Background: Following the tragic events of 9/11/2001, the Pentagon Post Disaster Health Assessment (PPDHA) survey was created to identify healthcare needs and concerns among Pentagon personnel and to assure that appropriate care and information was provided. The PPDHA was fielded from October 15, 2001, to January 15, 2002. Fundamental in this assessment was the evaluation of the mental health impact as a result of the attack.
Methods: Although a number of standardized instruments exist for mental health domains, most are lengthy and could not be used as a rapid health assessment. Instead, a short screening instrument consisting of 17 questions was developed that covered important mental health symptom domains, mental health functioning, and possible predictive risk factors. High-risk groups for post-traumatic stress disorder (PTSD), depression, panic attacks, generalized anxiety, and alcohol abuse were assessed, and validation of risk groups was assessed across functional levels.
Results: Overall, 1837 (40%) respondents met the screening criteria for any of the symptom domains of interest 1 to 4 months after the attack: PTSD (7.9%), depression (17.7%), panic attacks (23.1%), generalized anxiety (26.9%), or alcohol abuse (2.5%). Mental health risk groups were highly correlated with self-reported reduced daily functioning and use of counseling services. Additionally, risk factors known to be associated with mental health problems after traumatic events were strongly predictive of the high-risk categories identified.
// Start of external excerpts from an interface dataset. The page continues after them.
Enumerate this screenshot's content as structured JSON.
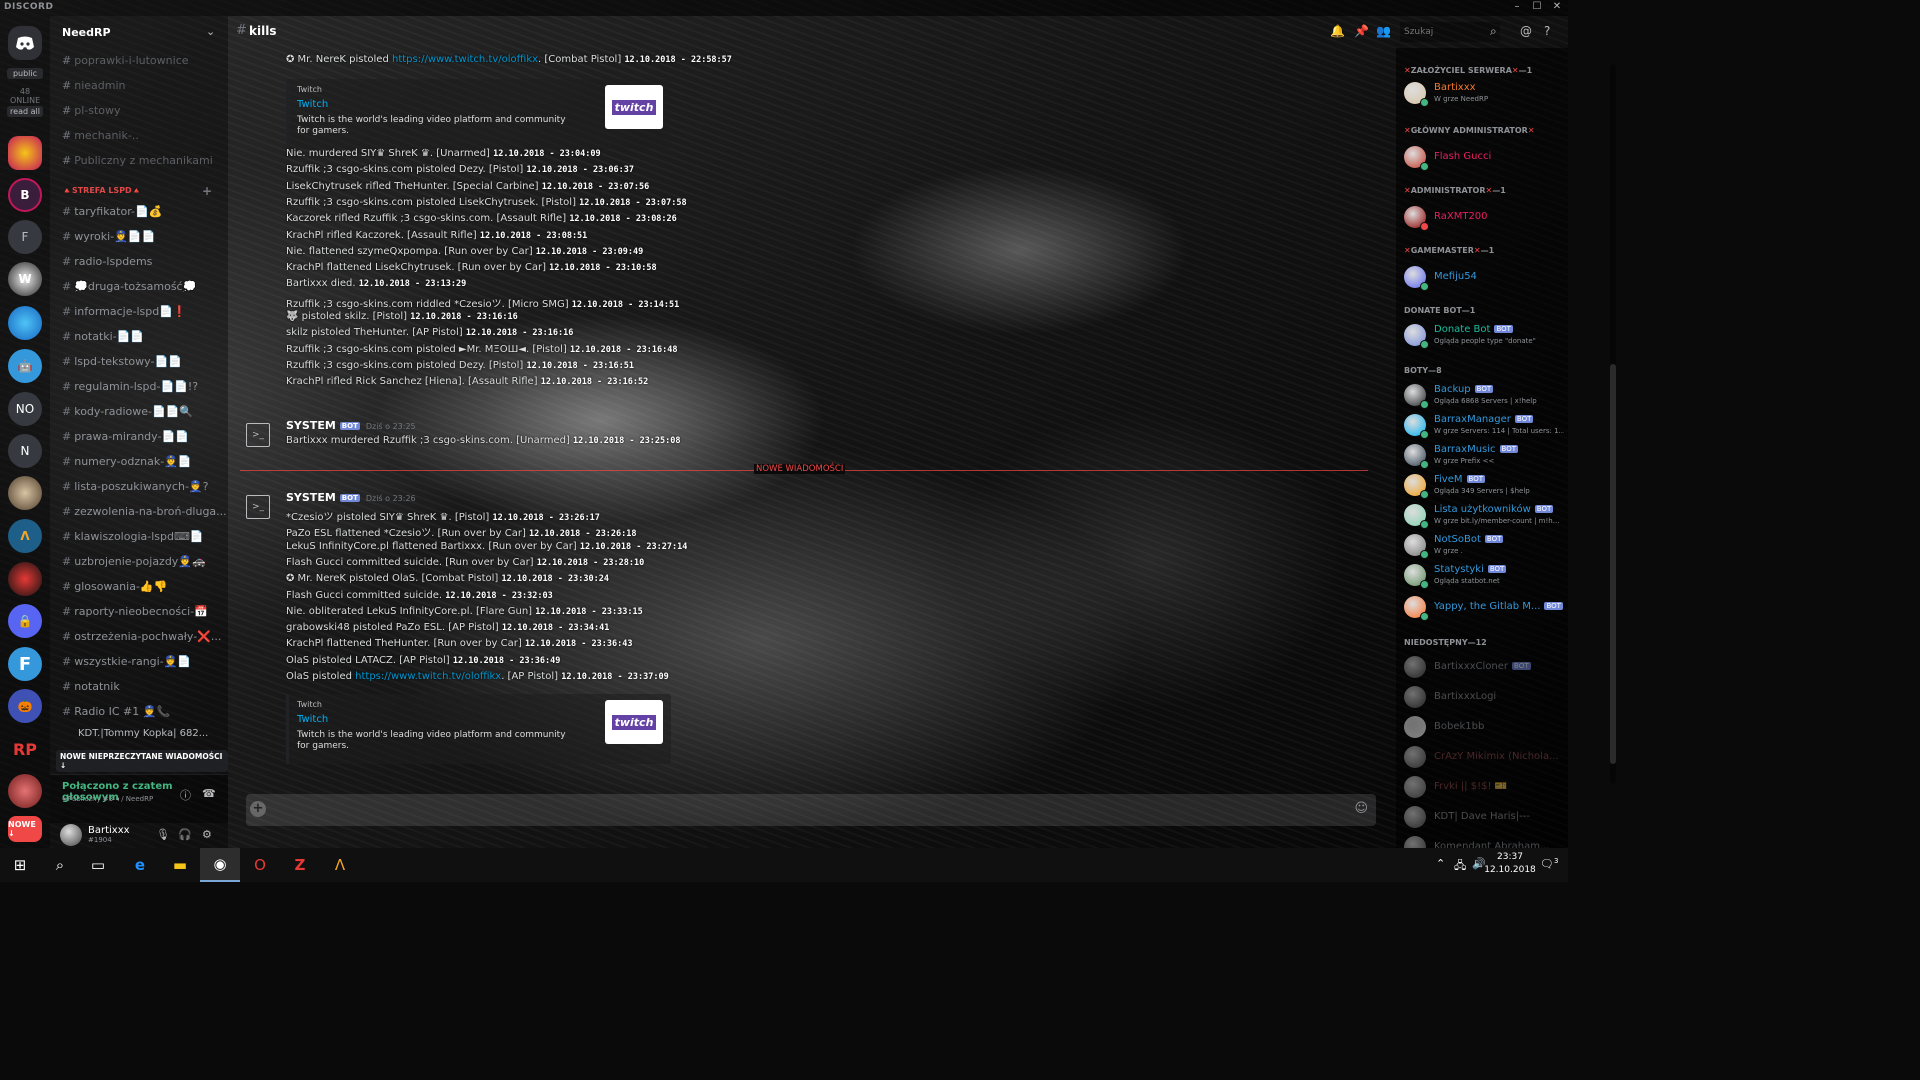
{
  "app": {
    "brand": "DISCORD"
  },
  "window_controls": [
    "–",
    "☐",
    "✕"
  ],
  "servers": {
    "pills": [
      "public",
      "48 ONLINE",
      "read all"
    ],
    "letters": [
      "F",
      "NO",
      "N"
    ],
    "badge": "NOWE ↓",
    "rp_logo": "RP"
  },
  "sidebar": {
    "guild_name": "NeedRP",
    "channels": [
      {
        "label": "poprawki-i-lutownice",
        "dim": true
      },
      {
        "label": "nieadmin",
        "dim": true
      },
      {
        "label": "pl-stowy",
        "dim": true
      },
      {
        "label": "mechanik-..",
        "dim": true
      },
      {
        "label": "Publiczny z mechanikami",
        "dim": true
      },
      {
        "label": "🔺STREFA LSPD🔺",
        "cat": true
      },
      {
        "label": "taryfikator-📄💰"
      },
      {
        "label": "wyroki-👮📄📄"
      },
      {
        "label": "radio-lspdems"
      },
      {
        "label": "💭druga-tożsamość💭"
      },
      {
        "label": "informacje-lspd📄❗"
      },
      {
        "label": "notatki-📄📄"
      },
      {
        "label": "lspd-tekstowy-📄📄"
      },
      {
        "label": "regulamin-lspd-📄📄!?"
      },
      {
        "label": "kody-radiowe-📄📄🔍"
      },
      {
        "label": "prawa-mirandy-📄📄"
      },
      {
        "label": "numery-odznak-👮📄"
      },
      {
        "label": "lista-poszukiwanych-👮?"
      },
      {
        "label": "zezwolenia-na-broń-dluga..."
      },
      {
        "label": "klawiszologia-lspd⌨📄"
      },
      {
        "label": "uzbrojenie-pojazdy👮🚓"
      },
      {
        "label": "glosowania-👍👎"
      },
      {
        "label": "raporty-nieobecności-📅"
      },
      {
        "label": "ostrzeżenia-pochwały-❌..."
      },
      {
        "label": "wszystkie-rangi-👮📄"
      },
      {
        "label": "notatnik"
      },
      {
        "label": "Radio IC #1 👮📞"
      }
    ],
    "voice_user": "KDT.|Tommy Kopka| 682...",
    "unread_banner": "NOWE NIEPRZECZYTANE WIADOMOŚCI ↓",
    "voice_panel": {
      "title": "Połączono z czatem głosowym",
      "subtitle": "◂ Publiczny #3 ◂ / NeedRP"
    },
    "user": {
      "name": "Bartixxx",
      "tag": "#1904"
    }
  },
  "header": {
    "channel": "kills",
    "search_placeholder": "Szukaj"
  },
  "messages": {
    "group1": [
      {
        "text": "✪ Mr. NereK pistoled ",
        "link": "https://www.twitch.tv/oloffikx",
        "after": ". [Combat Pistol]",
        "ts": "12.10.2018 - 22:58:57"
      },
      {
        "text": "Nie. murdered SIY♛ ShreK ♛. [Unarmed]",
        "ts": "12.10.2018 - 23:04:09"
      },
      {
        "text": "Rzuffik ;3 csgo-skins.com pistoled Dezy. [Pistol]",
        "ts": "12.10.2018 - 23:06:37"
      },
      {
        "text": "LisekChytrusek rifled TheHunter. [Special Carbine]",
        "ts": "12.10.2018 - 23:07:56"
      },
      {
        "text": "Rzuffik ;3 csgo-skins.com pistoled LisekChytrusek. [Pistol]",
        "ts": "12.10.2018 - 23:07:58"
      },
      {
        "text": "Kaczorek rifled Rzuffik ;3 csgo-skins.com. [Assault Rifle]",
        "ts": "12.10.2018 - 23:08:26"
      },
      {
        "text": "KrachPl rifled Kaczorek. [Assault Rifle]",
        "ts": "12.10.2018 - 23:08:51"
      },
      {
        "text": "Nie. flattened szymeQxpompa. [Run over by Car]",
        "ts": "12.10.2018 - 23:09:49"
      },
      {
        "text": "KrachPl flattened LisekChytrusek. [Run over by Car]",
        "ts": "12.10.2018 - 23:10:58"
      },
      {
        "text": "Bartixxx died.",
        "ts": "12.10.2018 - 23:13:29"
      },
      {
        "text": "Rzuffik ;3 csgo-skins.com riddled *Czesioツ. [Micro SMG]",
        "ts": "12.10.2018 - 23:14:51"
      },
      {
        "text": "🐺 pistoled skilz. [Pistol]",
        "ts": "12.10.2018 - 23:16:16"
      },
      {
        "text": "skilz pistoled TheHunter. [AP Pistol]",
        "ts": "12.10.2018 - 23:16:16"
      },
      {
        "text": "Rzuffik ;3 csgo-skins.com pistoled ►Mr. MΞOШ◄. [Pistol]",
        "ts": "12.10.2018 - 23:16:48"
      },
      {
        "text": "Rzuffik ;3 csgo-skins.com pistoled Dezy. [Pistol]",
        "ts": "12.10.2018 - 23:16:51"
      },
      {
        "text": "KrachPl rifled Rick Sanchez [Hiena]. [Assault Rifle]",
        "ts": "12.10.2018 - 23:16:52"
      }
    ],
    "system1": {
      "author": "SYSTEM",
      "bot": "BOT",
      "time": "Dziś o 23:25",
      "text": "Bartixxx murdered Rzuffik ;3 csgo-skins.com. [Unarmed]",
      "ts": "12.10.2018 - 23:25:08"
    },
    "new_label": "NOWE WIADOMOŚCI",
    "system2": {
      "author": "SYSTEM",
      "bot": "BOT",
      "time": "Dziś o 23:26"
    },
    "group2": [
      {
        "text": "*Czesioツ pistoled SIY♛ ShreK ♛. [Pistol]",
        "ts": "12.10.2018 - 23:26:17"
      },
      {
        "text": "PaZo ESL flattened *Czesioツ. [Run over by Car]",
        "ts": "12.10.2018 - 23:26:18"
      },
      {
        "text": "LekuS InfinityCore.pl flattened Bartixxx. [Run over by Car]",
        "ts": "12.10.2018 - 23:27:14"
      },
      {
        "text": "Flash Gucci committed suicide. [Run over by Car]",
        "ts": "12.10.2018 - 23:28:10"
      },
      {
        "text": "✪ Mr. NereK pistoled OlaS. [Combat Pistol]",
        "ts": "12.10.2018 - 23:30:24"
      },
      {
        "text": "Flash Gucci committed suicide.",
        "ts": "12.10.2018 - 23:32:03"
      },
      {
        "text": "Nie. obliterated LekuS InfinityCore.pl. [Flare Gun]",
        "ts": "12.10.2018 - 23:33:15"
      },
      {
        "text": "grabowski48 pistoled PaZo ESL. [AP Pistol]",
        "ts": "12.10.2018 - 23:34:41"
      },
      {
        "text": "KrachPl flattened TheHunter. [Run over by Car]",
        "ts": "12.10.2018 - 23:36:43"
      },
      {
        "text": "OlaS pistoled LATACZ. [AP Pistol]",
        "ts": "12.10.2018 - 23:36:49"
      },
      {
        "text": "OlaS pistoled ",
        "link": "https://www.twitch.tv/oloffikx",
        "after": ". [AP Pistol]",
        "ts": "12.10.2018 - 23:37:09"
      }
    ],
    "embed": {
      "provider": "Twitch",
      "title": "Twitch",
      "description": "Twitch is the world's leading video platform and community for gamers.",
      "logo": "twitch"
    }
  },
  "members": {
    "groups": [
      {
        "label": "ZAŁOŻYCIEL SERWERA",
        "count": "—1",
        "x": true
      },
      {
        "label": "GŁÓWNY ADMINISTRATOR",
        "count": "",
        "x": true
      },
      {
        "label": "ADMINISTRATOR",
        "count": "—1",
        "x": true
      },
      {
        "label": "GAMEMASTER",
        "count": "—1",
        "x": true
      },
      {
        "label": "DONATE BOT—1",
        "count": "",
        "x": false
      },
      {
        "label": "BOTY—8",
        "count": "",
        "x": false
      },
      {
        "label": "NIEDOSTĘPNY—12",
        "count": "",
        "x": false
      }
    ],
    "list": [
      {
        "name": "Bartixxx",
        "activity": "W grze NeedRP",
        "color": "#f57731",
        "status": "#43b581",
        "bot": false
      },
      {
        "name": "Flash Gucci",
        "activity": "",
        "color": "#e91e63",
        "status": "#43b581",
        "bot": false
      },
      {
        "name": "RaXMT200",
        "activity": "",
        "color": "#e91e63",
        "status": "#f04747",
        "bot": false
      },
      {
        "name": "Mefiju54",
        "activity": "",
        "color": "#3498db",
        "status": "#43b581",
        "bot": false
      },
      {
        "name": "Donate Bot",
        "activity": "Ogląda people type \"donate\"",
        "color": "#1abc9c",
        "status": "#43b581",
        "bot": true
      },
      {
        "name": "Backup",
        "activity": "Ogląda 6868 Servers | x!help",
        "color": "#3498db",
        "status": "#43b581",
        "bot": true
      },
      {
        "name": "BarraxManager",
        "activity": "W grze Servers: 114 | Total users: 1...",
        "color": "#3498db",
        "status": "#43b581",
        "bot": true
      },
      {
        "name": "BarraxMusic",
        "activity": "W grze Prefix <<",
        "color": "#3498db",
        "status": "#43b581",
        "bot": true
      },
      {
        "name": "FiveM",
        "activity": "Ogląda 349 Servers | $help",
        "color": "#3498db",
        "status": "#43b581",
        "bot": true
      },
      {
        "name": "Lista użytkowników",
        "activity": "W grze bit.ly/member-count | m!h...",
        "color": "#3498db",
        "status": "#43b581",
        "bot": true
      },
      {
        "name": "NotSoBot",
        "activity": "W grze .",
        "color": "#3498db",
        "status": "#43b581",
        "bot": true
      },
      {
        "name": "Statystyki",
        "activity": "Ogląda statbot.net",
        "color": "#3498db",
        "status": "#43b581",
        "bot": true
      },
      {
        "name": "Yappy, the Gitlab M...",
        "activity": "",
        "color": "#3498db",
        "status": "#43b581",
        "bot": true
      },
      {
        "name": "BartixxxCloner",
        "activity": "",
        "color": "#8e9297",
        "status": "",
        "bot": true
      },
      {
        "name": "BartixxxLogi",
        "activity": "",
        "color": "#8e9297",
        "status": "",
        "bot": false
      },
      {
        "name": "Bobek1bb",
        "activity": "",
        "color": "#8e9297",
        "status": "",
        "bot": false
      },
      {
        "name": "CrAzY Mikimix (Nichola...",
        "activity": "",
        "color": "#8e4a4a",
        "status": "",
        "bot": false
      },
      {
        "name": "Frvki || $!$! 🎫",
        "activity": "",
        "color": "#8e4a4a",
        "status": "",
        "bot": false
      },
      {
        "name": "KDT| Dave Haris|---",
        "activity": "",
        "color": "#8e9297",
        "status": "",
        "bot": false
      },
      {
        "name": "Komendant Abraham...",
        "activity": "",
        "color": "#8e9297",
        "status": "",
        "bot": false
      }
    ]
  },
  "taskbar": {
    "time": "23:37",
    "date": "12.10.2018",
    "notif": "3"
  }
}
Conclusions: Mental health concerns were common among Pentagon employees in the 4 months after the 9/11 attack. Data from this study suggested that the short mental health screening instrument had validity and can serve as a prototype for rapid public health assessment of the mental health impact of future traumatic events.